Mentor:Virgil H Adams III, Program Chair & Associate Professor of Psychology, California State University Channel Islands

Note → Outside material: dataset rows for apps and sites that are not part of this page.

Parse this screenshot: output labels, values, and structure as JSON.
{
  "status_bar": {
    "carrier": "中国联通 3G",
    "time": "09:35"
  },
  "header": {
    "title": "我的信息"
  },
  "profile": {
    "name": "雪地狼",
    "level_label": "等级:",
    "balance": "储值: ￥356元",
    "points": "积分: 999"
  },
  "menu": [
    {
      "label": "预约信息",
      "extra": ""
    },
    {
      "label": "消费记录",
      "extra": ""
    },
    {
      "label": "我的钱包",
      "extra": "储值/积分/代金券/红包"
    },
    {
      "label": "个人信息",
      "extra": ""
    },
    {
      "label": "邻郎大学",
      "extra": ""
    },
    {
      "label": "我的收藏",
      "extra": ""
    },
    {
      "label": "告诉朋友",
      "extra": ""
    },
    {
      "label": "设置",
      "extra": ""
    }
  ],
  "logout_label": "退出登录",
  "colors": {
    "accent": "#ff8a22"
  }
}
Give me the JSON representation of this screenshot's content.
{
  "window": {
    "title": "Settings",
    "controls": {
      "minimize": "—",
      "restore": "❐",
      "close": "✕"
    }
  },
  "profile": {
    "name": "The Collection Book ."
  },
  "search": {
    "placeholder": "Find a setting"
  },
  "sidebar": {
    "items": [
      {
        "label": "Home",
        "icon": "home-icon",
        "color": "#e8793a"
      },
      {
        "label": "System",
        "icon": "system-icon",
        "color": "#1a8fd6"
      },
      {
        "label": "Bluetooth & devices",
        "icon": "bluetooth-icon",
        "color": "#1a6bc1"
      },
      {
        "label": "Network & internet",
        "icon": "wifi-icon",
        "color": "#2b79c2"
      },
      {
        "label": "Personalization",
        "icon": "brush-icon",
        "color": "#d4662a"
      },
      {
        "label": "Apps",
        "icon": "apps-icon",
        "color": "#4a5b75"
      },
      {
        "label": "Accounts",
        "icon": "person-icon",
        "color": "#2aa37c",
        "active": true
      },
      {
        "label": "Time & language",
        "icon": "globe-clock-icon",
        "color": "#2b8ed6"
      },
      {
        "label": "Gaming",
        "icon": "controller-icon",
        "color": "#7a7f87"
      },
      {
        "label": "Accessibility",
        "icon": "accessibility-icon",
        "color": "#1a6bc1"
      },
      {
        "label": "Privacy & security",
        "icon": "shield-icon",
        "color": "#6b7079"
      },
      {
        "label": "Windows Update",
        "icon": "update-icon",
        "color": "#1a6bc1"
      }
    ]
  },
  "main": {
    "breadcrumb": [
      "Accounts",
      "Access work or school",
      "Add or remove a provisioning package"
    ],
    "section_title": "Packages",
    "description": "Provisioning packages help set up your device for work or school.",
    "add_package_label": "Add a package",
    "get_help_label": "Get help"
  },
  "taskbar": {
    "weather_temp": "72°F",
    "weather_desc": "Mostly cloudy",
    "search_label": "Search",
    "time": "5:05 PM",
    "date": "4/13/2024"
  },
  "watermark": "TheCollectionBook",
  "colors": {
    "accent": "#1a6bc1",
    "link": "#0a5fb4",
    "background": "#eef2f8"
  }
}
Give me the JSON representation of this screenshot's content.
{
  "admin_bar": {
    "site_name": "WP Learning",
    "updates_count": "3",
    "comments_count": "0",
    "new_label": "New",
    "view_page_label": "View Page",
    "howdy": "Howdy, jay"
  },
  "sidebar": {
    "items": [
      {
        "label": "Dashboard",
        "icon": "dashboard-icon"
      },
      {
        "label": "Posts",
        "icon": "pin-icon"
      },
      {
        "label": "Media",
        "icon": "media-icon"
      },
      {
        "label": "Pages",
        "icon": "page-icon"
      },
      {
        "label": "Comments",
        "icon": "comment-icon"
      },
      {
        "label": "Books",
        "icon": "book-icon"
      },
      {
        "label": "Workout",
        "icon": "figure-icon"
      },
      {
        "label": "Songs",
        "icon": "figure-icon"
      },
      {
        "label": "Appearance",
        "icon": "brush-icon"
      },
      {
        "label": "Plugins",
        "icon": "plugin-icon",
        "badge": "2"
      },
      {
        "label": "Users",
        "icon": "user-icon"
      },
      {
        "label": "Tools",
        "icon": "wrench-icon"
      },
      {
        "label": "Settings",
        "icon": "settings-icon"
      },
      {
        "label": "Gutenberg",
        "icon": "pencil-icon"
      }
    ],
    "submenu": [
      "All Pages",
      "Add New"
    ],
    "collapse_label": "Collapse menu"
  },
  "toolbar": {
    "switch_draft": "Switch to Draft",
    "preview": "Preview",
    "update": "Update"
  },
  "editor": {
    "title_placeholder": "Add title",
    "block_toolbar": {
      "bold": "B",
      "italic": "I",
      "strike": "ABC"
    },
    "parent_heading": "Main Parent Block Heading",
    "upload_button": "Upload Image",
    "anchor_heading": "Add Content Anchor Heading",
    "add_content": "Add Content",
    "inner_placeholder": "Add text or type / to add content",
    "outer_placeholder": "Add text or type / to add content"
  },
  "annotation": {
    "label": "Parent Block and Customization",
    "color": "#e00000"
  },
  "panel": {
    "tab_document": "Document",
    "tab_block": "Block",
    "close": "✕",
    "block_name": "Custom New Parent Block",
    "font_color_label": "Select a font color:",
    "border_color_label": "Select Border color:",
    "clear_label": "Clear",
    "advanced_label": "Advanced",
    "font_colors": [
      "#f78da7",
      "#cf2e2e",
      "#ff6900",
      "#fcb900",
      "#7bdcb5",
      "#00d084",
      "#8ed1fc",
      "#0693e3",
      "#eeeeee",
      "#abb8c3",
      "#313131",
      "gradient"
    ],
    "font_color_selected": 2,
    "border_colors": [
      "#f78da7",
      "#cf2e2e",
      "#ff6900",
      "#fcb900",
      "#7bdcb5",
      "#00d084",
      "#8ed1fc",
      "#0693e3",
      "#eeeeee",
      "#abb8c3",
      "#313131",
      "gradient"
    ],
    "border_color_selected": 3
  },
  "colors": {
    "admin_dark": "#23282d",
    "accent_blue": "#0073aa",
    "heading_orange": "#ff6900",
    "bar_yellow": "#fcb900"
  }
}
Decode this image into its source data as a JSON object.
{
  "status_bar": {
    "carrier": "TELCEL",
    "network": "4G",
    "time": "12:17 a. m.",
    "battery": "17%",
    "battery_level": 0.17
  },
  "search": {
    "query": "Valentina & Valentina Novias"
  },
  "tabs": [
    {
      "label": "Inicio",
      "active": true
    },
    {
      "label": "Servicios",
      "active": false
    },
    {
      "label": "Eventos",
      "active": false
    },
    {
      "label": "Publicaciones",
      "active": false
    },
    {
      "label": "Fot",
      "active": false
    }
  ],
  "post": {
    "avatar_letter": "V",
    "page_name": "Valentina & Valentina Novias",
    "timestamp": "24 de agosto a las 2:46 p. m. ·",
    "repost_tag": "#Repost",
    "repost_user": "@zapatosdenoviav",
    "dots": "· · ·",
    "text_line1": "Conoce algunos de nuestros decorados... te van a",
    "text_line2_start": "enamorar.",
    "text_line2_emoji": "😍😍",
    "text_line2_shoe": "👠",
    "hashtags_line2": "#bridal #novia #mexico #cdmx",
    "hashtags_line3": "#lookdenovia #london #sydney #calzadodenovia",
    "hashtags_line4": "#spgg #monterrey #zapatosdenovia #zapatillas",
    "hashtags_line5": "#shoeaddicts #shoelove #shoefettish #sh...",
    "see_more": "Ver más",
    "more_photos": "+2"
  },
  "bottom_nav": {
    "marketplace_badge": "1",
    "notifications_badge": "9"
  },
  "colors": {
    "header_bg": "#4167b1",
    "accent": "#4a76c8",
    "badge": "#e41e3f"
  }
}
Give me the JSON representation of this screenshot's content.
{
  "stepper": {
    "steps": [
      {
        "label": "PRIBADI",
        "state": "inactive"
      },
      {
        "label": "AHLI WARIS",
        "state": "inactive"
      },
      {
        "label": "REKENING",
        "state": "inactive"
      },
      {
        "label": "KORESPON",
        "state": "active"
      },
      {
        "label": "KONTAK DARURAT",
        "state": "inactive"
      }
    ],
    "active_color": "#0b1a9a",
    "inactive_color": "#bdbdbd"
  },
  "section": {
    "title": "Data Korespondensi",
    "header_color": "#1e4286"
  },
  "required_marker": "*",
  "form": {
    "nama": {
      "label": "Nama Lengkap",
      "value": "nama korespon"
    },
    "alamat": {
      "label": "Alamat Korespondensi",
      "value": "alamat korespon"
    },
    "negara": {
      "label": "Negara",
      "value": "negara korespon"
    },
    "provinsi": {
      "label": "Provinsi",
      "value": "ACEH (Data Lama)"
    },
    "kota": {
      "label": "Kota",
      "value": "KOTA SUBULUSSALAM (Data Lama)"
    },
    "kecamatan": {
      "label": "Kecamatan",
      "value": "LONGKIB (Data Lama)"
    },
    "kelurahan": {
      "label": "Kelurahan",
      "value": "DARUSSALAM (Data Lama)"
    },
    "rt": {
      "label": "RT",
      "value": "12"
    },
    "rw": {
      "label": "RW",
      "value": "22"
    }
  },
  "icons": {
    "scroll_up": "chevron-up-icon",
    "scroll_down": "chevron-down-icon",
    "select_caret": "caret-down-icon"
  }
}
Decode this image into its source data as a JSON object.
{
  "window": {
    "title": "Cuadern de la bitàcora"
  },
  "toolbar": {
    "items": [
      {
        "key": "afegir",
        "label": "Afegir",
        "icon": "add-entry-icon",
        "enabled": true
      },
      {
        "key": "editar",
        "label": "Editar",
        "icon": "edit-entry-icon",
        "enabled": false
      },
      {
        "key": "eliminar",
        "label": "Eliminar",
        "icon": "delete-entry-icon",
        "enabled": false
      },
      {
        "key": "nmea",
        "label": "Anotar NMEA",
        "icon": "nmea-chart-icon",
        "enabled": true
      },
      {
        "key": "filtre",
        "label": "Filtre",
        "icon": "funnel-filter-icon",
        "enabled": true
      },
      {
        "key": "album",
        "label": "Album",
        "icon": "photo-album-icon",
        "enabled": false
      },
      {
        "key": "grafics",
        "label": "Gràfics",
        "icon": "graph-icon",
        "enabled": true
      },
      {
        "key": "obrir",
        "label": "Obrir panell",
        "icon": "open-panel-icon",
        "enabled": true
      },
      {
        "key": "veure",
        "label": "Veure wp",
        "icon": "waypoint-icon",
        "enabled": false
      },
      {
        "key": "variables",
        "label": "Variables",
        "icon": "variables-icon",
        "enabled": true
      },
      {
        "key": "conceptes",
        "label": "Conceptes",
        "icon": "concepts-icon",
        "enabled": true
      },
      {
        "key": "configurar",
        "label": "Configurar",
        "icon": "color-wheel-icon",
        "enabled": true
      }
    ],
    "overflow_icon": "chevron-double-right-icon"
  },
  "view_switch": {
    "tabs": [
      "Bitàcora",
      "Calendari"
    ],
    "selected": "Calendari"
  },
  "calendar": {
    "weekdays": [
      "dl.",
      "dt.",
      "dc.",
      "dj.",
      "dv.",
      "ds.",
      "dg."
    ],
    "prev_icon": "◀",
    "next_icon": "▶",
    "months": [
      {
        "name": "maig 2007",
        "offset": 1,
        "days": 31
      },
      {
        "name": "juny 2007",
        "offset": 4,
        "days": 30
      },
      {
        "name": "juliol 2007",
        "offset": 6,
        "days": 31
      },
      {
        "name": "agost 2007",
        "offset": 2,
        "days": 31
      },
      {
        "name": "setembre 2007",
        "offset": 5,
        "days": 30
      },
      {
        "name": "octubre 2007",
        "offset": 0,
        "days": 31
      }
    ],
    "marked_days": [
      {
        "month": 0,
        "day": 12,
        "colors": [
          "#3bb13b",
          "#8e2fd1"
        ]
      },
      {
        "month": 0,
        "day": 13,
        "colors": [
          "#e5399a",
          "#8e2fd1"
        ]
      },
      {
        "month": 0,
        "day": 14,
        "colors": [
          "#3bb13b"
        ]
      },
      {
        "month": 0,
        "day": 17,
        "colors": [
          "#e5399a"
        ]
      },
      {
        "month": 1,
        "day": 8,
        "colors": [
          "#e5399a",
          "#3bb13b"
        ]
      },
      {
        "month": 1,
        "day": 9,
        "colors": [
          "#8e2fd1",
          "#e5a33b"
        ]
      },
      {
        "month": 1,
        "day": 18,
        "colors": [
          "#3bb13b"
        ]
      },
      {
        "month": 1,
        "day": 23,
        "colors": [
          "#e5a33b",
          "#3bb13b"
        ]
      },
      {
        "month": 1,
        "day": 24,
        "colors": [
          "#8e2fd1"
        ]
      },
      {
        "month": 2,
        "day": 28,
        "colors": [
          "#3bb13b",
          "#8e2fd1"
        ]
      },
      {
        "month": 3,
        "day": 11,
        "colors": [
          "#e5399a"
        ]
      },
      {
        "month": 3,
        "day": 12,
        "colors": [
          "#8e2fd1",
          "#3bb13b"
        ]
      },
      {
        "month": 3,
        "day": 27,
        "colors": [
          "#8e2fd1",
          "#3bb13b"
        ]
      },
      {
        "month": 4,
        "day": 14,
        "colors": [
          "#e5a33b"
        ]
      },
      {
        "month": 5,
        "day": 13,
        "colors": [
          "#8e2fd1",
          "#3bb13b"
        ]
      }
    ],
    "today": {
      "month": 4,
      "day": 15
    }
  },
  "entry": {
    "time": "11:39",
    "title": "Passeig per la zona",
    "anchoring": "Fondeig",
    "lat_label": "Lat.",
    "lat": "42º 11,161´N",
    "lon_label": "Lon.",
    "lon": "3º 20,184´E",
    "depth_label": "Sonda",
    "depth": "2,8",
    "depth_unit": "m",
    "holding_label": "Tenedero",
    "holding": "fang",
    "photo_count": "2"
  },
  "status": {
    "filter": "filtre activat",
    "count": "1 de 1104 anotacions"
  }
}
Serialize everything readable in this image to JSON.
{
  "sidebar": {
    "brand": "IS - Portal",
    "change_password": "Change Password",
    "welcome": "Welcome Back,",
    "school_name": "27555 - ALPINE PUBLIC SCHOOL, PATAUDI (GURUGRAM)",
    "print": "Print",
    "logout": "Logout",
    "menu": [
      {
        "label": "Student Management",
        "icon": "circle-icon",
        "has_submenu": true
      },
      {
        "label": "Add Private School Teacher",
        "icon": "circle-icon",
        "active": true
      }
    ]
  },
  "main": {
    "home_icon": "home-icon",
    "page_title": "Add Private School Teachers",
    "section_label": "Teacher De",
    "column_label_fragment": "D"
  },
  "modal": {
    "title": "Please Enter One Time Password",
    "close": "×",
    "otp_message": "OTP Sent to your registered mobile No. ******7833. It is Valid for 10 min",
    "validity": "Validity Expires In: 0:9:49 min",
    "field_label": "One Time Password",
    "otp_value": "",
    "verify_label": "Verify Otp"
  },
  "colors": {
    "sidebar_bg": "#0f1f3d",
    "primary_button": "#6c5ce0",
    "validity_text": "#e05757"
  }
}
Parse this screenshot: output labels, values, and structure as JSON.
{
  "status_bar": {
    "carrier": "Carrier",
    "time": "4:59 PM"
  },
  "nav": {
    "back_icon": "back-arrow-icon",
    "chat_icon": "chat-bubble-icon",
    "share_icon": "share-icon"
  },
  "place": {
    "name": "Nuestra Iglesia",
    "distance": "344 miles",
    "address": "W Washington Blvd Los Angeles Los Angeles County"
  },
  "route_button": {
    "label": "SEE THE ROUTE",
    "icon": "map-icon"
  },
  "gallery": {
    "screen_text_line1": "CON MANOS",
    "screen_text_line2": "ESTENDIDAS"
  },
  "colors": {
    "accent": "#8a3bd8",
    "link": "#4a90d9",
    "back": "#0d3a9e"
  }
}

Research has suggested that married people are frequently happier than those who are single. Support has been demonstrated by higher suicidal rates for those unmarried, widowed, and divorced. This is exasperated by a continual decline in marriage rates over the past twenty years—it appears that single people may be happier! Indeed, other studies have supported this notion by concluding that marriage has indicated only a short-term increase in marital status satisfaction and well-being before eventually showing no difference from those who are single. Other researchers have previously concluded that single individuals who eventually get married are happier before marriage. The current study is based upon survey results from a sample of adults (n=863). It was hypothesized that married couples would have a lower sense of entitlement, and a higher sense of hope, self-esteem, marital status satisfaction, and overall well-being in comparison to those never married. The one-way ANOVA test results indicated significant results for self-esteem, hope, entitlement, and marital status satisfaction, but contrary to the hypothesis, showed no significant variance in well-being was accounted for by marital status. Findings indicated significantly higher feelings of self-esteem and marital satisfaction, a slight increase in hope, and a significantly lower sense of entitlement for married individuals as compared to those who were single. There were no differences in well-being levels. Discussion focuses on marital status and its relationship to entitlement, hope, self-esteem and well-being.